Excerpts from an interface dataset
BEGIN
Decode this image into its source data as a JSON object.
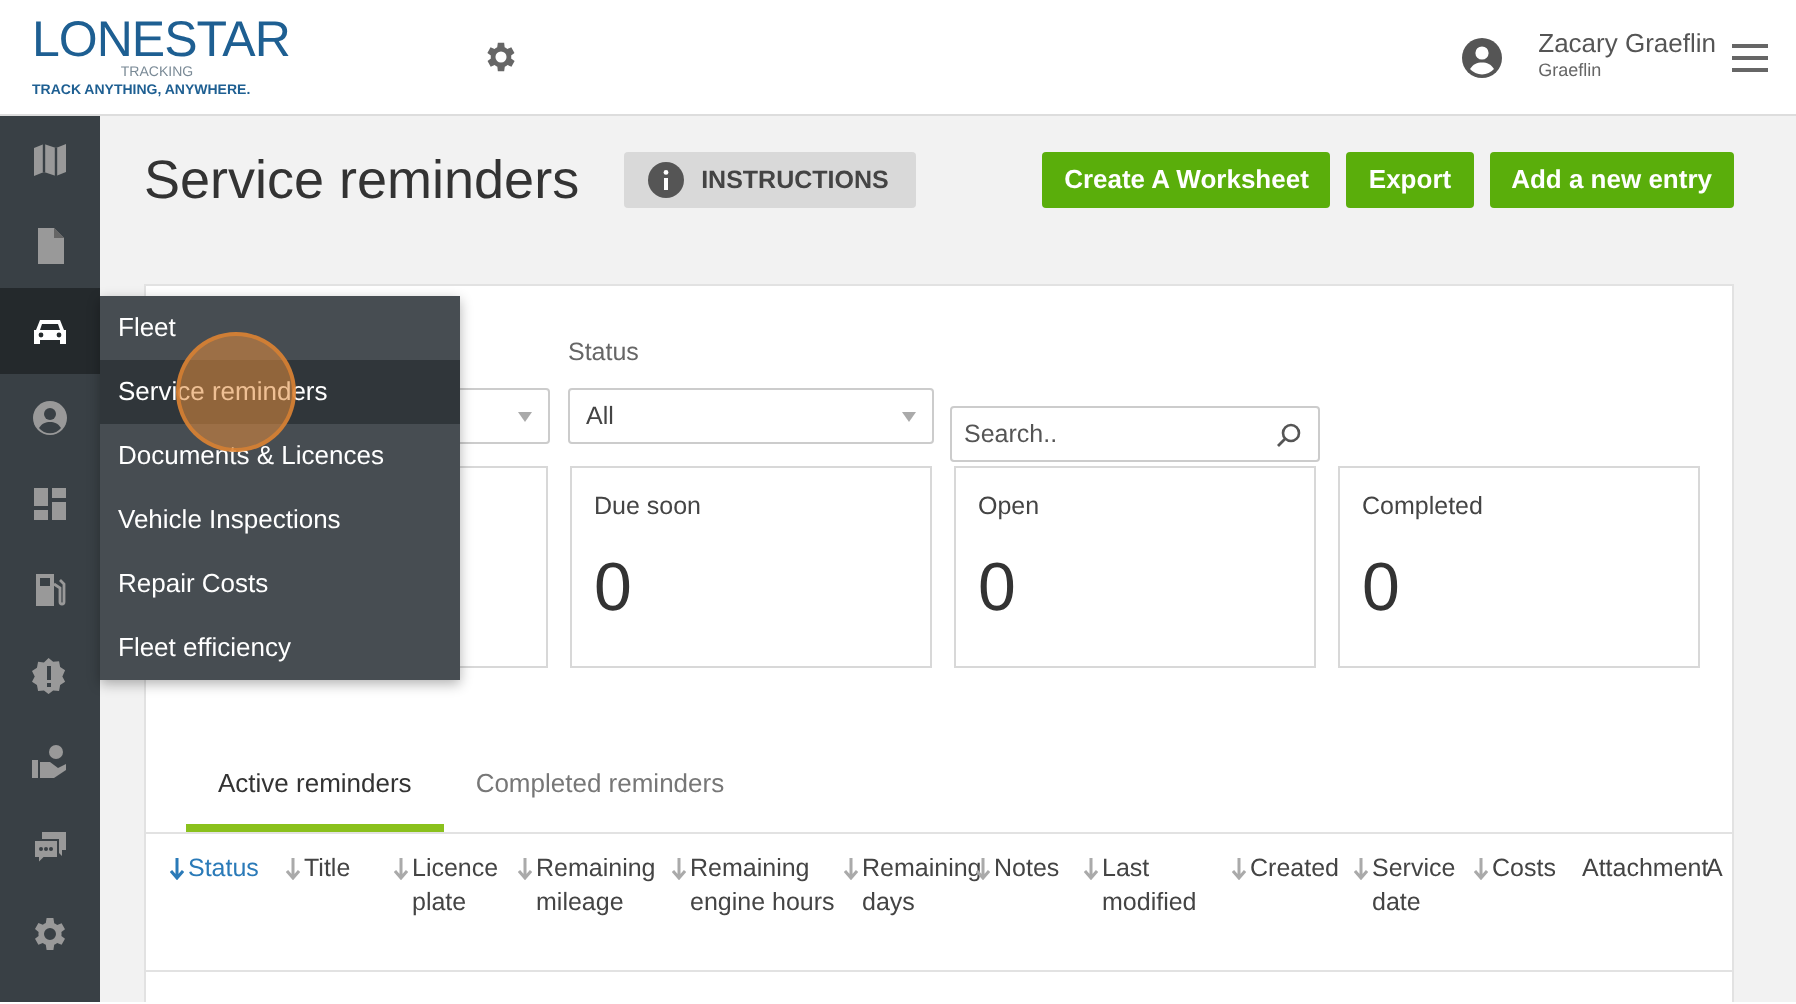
{
  "header": {
    "logo": {
      "name": "LONESTAR",
      "sub": "TRACKING",
      "tagline": "TRACK ANYTHING, ANYWHERE."
    },
    "user": {
      "name": "Zacary Graeflin",
      "account": "Graeflin"
    }
  },
  "sidebar": {
    "items": [
      {
        "kind": "map",
        "selected": false
      },
      {
        "kind": "file",
        "selected": false
      },
      {
        "kind": "car",
        "selected": true
      },
      {
        "kind": "user",
        "selected": false
      },
      {
        "kind": "dashboard",
        "selected": false
      },
      {
        "kind": "fuel",
        "selected": false
      },
      {
        "kind": "alert",
        "selected": false
      },
      {
        "kind": "hand",
        "selected": false
      },
      {
        "kind": "chat",
        "selected": false
      },
      {
        "kind": "gear",
        "selected": false
      }
    ]
  },
  "flyout": {
    "items": [
      {
        "label": "Fleet",
        "selected": false
      },
      {
        "label": "Service reminders",
        "selected": true
      },
      {
        "label": "Documents & Licences",
        "selected": false
      },
      {
        "label": "Vehicle Inspections",
        "selected": false
      },
      {
        "label": "Repair Costs",
        "selected": false
      },
      {
        "label": "Fleet efficiency",
        "selected": false
      }
    ]
  },
  "page": {
    "title": "Service reminders",
    "instructions": "INSTRUCTIONS",
    "actions": [
      "Create A Worksheet",
      "Export",
      "Add a new entry"
    ]
  },
  "filters": {
    "status_label": "Status",
    "status_value": "All",
    "search_placeholder": "Search.."
  },
  "stats": [
    {
      "label": "Due soon",
      "value": "0"
    },
    {
      "label": "Open",
      "value": "0"
    },
    {
      "label": "Completed",
      "value": "0"
    }
  ],
  "tabs": [
    {
      "label": "Active reminders",
      "selected": true
    },
    {
      "label": "Completed reminders",
      "selected": false
    }
  ],
  "columns": [
    {
      "label": "Status",
      "sortable": true,
      "sorted": true
    },
    {
      "label": "Title",
      "sortable": true,
      "sorted": false
    },
    {
      "label": "Licence plate",
      "sortable": true,
      "sorted": false
    },
    {
      "label": "Remaining mileage",
      "sortable": true,
      "sorted": false
    },
    {
      "label": "Remaining engine hours",
      "sortable": true,
      "sorted": false
    },
    {
      "label": "Remaining days",
      "sortable": true,
      "sorted": false
    },
    {
      "label": "Notes",
      "sortable": true,
      "sorted": false
    },
    {
      "label": "Last modified",
      "sortable": true,
      "sorted": false
    },
    {
      "label": "Created",
      "sortable": true,
      "sorted": false
    },
    {
      "label": "Service date",
      "sortable": true,
      "sorted": false
    },
    {
      "label": "Costs",
      "sortable": true,
      "sorted": false
    },
    {
      "label": "Attachment",
      "sortable": false,
      "sorted": false
    },
    {
      "label": "A",
      "sortable": false,
      "sorted": false
    }
  ]
}
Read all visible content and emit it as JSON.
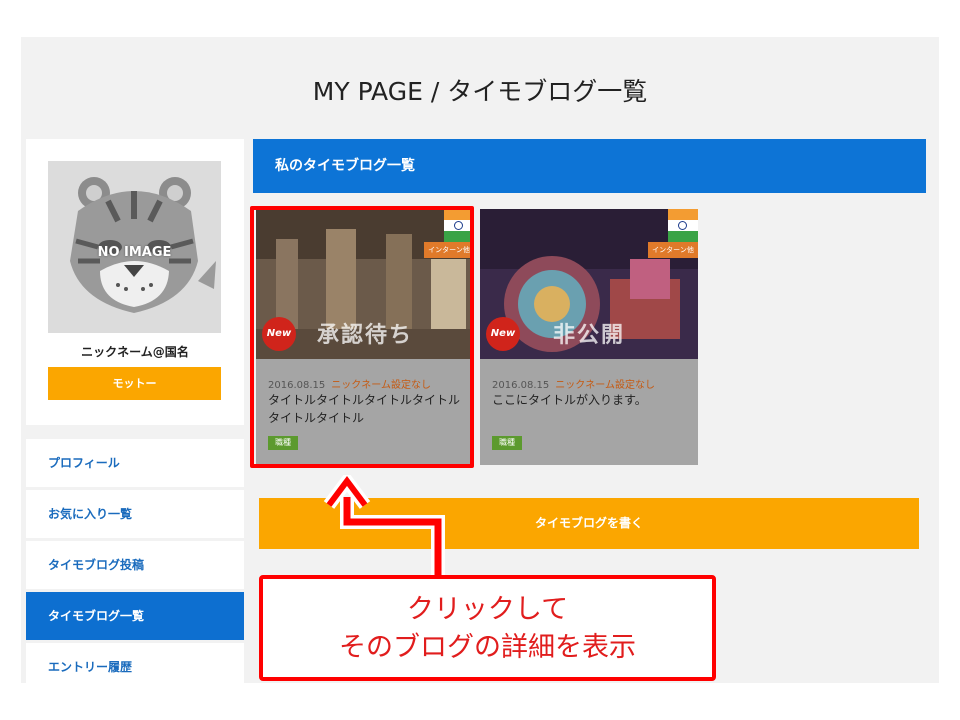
{
  "page": {
    "title": "MY PAGE / タイモブログ一覧"
  },
  "profile": {
    "avatar_text": "NO IMAGE",
    "nickname": "ニックネーム@国名",
    "motto_label": "モットー"
  },
  "menu": {
    "items": [
      {
        "label": "プロフィール"
      },
      {
        "label": "お気に入り一覧"
      },
      {
        "label": "タイモブログ投稿"
      },
      {
        "label": "タイモブログ一覧",
        "active": true
      },
      {
        "label": "エントリー履歴"
      }
    ]
  },
  "section": {
    "title": "私のタイモブログ一覧"
  },
  "cards": [
    {
      "status": "承認待ち",
      "new_label": "New",
      "badge": "インターン他",
      "date": "2016.08.15",
      "author": "ニックネーム設定なし",
      "title": "タイトルタイトルタイトルタイトルタイトルタイトル",
      "tag": "職種"
    },
    {
      "status": "非公開",
      "new_label": "New",
      "badge": "インターン他",
      "date": "2016.08.15",
      "author": "ニックネーム設定なし",
      "title": "ここにタイトルが入ります。",
      "tag": "職種"
    }
  ],
  "actions": {
    "write_label": "タイモブログを書く"
  },
  "annotation": {
    "line1": "クリックして",
    "line2": "そのブログの詳細を表示"
  },
  "colors": {
    "accent_blue": "#0d74d6",
    "accent_orange": "#fba600",
    "annotation_red": "#ff0000"
  }
}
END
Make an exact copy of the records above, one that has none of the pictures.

Response box
Decode this image into its source data as a JSON object.
{
  "header": {
    "logo": {
      "name": "LONESTAR",
      "sub": "TRACKING",
      "tagline": "TRACK ANYTHING, ANYWHERE."
    },
    "user": {
      "name": "Zacary Graeflin",
      "account": "Graeflin"
    }
  },
  "sidebar": {
    "items": [
      {
        "kind": "map",
        "selected": false
      },
      {
        "kind": "file",
        "selected": false
      },
      {
        "kind": "car",
        "selected": true
      },
      {
        "kind": "user",
        "selected": false
      },
      {
        "kind": "dashboard",
        "selected": false
      },
      {
        "kind": "fuel",
        "selected": false
      },
      {
        "kind": "alert",
        "selected": false
      },
      {
        "kind": "hand",
        "selected": false
      },
      {
        "kind": "chat",
        "selected": false
      },
      {
        "kind": "gear",
        "selected": false
      }
    ]
  },
  "flyout": {
    "items": [
      {
        "label": "Fleet",
        "selected": false
      },
      {
        "label": "Service reminders",
        "selected": true
      },
      {
        "label": "Documents & Licences",
        "selected": false
      },
      {
        "label": "Vehicle Inspections",
        "selected": false
      },
      {
        "label": "Repair Costs",
        "selected": false
      },
      {
        "label": "Fleet efficiency",
        "selected": false
      }
    ]
  },
  "page": {
    "title": "Service reminders",
    "instructions": "INSTRUCTIONS",
    "actions": [
      "Create A Worksheet",
      "Export",
      "Add a new entry"
    ]
  },
  "filters": {
    "status_label": "Status",
    "status_value": "All",
    "search_placeholder": "Search.."
  },
  "stats": [
    {
      "label": "Due soon",
      "value": "0"
    },
    {
      "label": "Open",
      "value": "0"
    },
    {
      "label": "Completed",
      "value": "0"
    }
  ],
  "tabs": [
    {
      "label": "Active reminders",
      "selected": true
    },
    {
      "label": "Completed reminders",
      "selected": false
    }
  ],
  "columns": [
    {
      "label": "Status",
      "sortable": true,
      "sorted": true
    },
    {
      "label": "Title",
      "sortable": true,
      "sorted": false
    },
    {
      "label": "Licence plate",
      "sortable": true,
      "sorted": false
    },
    {
      "label": "Remaining mileage",
      "sortable": true,
      "sorted": false
    },
    {
      "label": "Remaining engine hours",
      "sortable": true,
      "sorted": false
    },
    {
      "label": "Remaining days",
      "sortable": true,
      "sorted": false
    },
    {
      "label": "Notes",
      "sortable": true,
      "sorted": false
    },
    {
      "label": "Last modified",
      "sortable": true,
      "sorted": false
    },
    {
      "label": "Created",
      "sortable": true,
      "sorted": false
    },
    {
      "label": "Service date",
      "sortable": true,
      "sorted": false
    },
    {
      "label": "Costs",
      "sortable": true,
      "sorted": false
    },
    {
      "label": "Attachment",
      "sortable": false,
      "sorted": false
    },
    {
      "label": "A",
      "sortable": false,
      "sorted": false
    }
  ]
}
Read all visible content and emit it as JSON.
{
  "page": {
    "title": "MY PAGE / タイモブログ一覧"
  },
  "profile": {
    "avatar_text": "NO IMAGE",
    "nickname": "ニックネーム@国名",
    "motto_label": "モットー"
  },
  "menu": {
    "items": [
      {
        "label": "プロフィール"
      },
      {
        "label": "お気に入り一覧"
      },
      {
        "label": "タイモブログ投稿"
      },
      {
        "label": "タイモブログ一覧",
        "active": true
      },
      {
        "label": "エントリー履歴"
      }
    ]
  },
  "section": {
    "title": "私のタイモブログ一覧"
  },
  "cards": [
    {
      "status": "承認待ち",
      "new_label": "New",
      "badge": "インターン他",
      "date": "2016.08.15",
      "author": "ニックネーム設定なし",
      "title": "タイトルタイトルタイトルタイトルタイトルタイトル",
      "tag": "職種"
    },
    {
      "status": "非公開",
      "new_label": "New",
      "badge": "インターン他",
      "date": "2016.08.15",
      "author": "ニックネーム設定なし",
      "title": "ここにタイトルが入ります。",
      "tag": "職種"
    }
  ],
  "actions": {
    "write_label": "タイモブログを書く"
  },
  "annotation": {
    "line1": "クリックして",
    "line2": "そのブログの詳細を表示"
  },
  "colors": {
    "accent_blue": "#0d74d6",
    "accent_orange": "#fba600",
    "annotation_red": "#ff0000"
  }
}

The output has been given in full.